"The Arab World," said Mr. Anthony Eden, British Secretary of State for Foreign Affairs, in his speech at the Mansion House, May 29, 1941, "has made great strides since the settlement reached at the end of the last war, and many Arab thinkers desire for the Arab peoples a greater degree of unity than they now enjoy. In reaching out towards this unity, they hope for our support. No such appeal from our friends should go unanswered. It seems to me both natural and right that the cultural and economic ties, too, should be strengthened. His Majesty's Government for their part will give their full support to any scheme that commands general approval."
The Arab nationalists long ago aspired to achieve the ideal of an Arab union, or federation. But, they maintained, European imperialism had deliberately prevented the realization of that ideal. The Arabs had fought on the side of the Allies in the first World War in order to achieve their freedom from Ottoman rule; but, following that war, the Arab World was detached from Turkish sovereignty only to be dominated by European Powers who, by applying the principle of mandatory tutelage,
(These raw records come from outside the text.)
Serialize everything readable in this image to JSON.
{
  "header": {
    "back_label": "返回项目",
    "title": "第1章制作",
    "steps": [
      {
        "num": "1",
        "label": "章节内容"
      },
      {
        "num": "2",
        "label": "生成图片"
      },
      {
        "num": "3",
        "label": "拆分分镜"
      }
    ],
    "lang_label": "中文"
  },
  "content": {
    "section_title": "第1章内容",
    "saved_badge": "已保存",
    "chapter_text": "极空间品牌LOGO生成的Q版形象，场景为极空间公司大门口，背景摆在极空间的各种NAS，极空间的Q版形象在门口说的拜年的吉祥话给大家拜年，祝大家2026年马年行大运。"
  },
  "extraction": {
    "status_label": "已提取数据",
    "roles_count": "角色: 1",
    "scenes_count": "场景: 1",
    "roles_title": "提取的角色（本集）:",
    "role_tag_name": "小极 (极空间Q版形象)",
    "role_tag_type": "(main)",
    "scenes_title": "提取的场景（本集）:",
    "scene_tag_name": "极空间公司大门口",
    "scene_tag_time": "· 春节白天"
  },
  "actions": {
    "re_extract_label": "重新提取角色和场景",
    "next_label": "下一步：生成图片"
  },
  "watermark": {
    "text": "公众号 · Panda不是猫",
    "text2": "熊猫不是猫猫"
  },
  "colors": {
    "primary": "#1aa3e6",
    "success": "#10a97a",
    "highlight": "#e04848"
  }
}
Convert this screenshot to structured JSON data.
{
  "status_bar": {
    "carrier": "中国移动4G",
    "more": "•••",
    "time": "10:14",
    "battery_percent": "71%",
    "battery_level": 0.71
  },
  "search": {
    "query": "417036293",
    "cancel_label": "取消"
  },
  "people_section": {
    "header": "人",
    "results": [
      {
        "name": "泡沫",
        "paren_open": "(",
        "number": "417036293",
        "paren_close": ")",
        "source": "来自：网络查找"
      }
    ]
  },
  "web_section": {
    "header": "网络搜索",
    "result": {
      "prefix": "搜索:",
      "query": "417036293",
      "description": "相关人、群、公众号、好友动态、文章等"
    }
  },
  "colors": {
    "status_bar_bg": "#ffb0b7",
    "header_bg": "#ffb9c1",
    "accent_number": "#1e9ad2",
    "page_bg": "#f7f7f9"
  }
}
sought to satisfy their imperialistic interests. Moreover, the nationalists contended, the Arab World was deliberately divided into separate countries in order to make easy their domination by creating small and hopelessly weak states.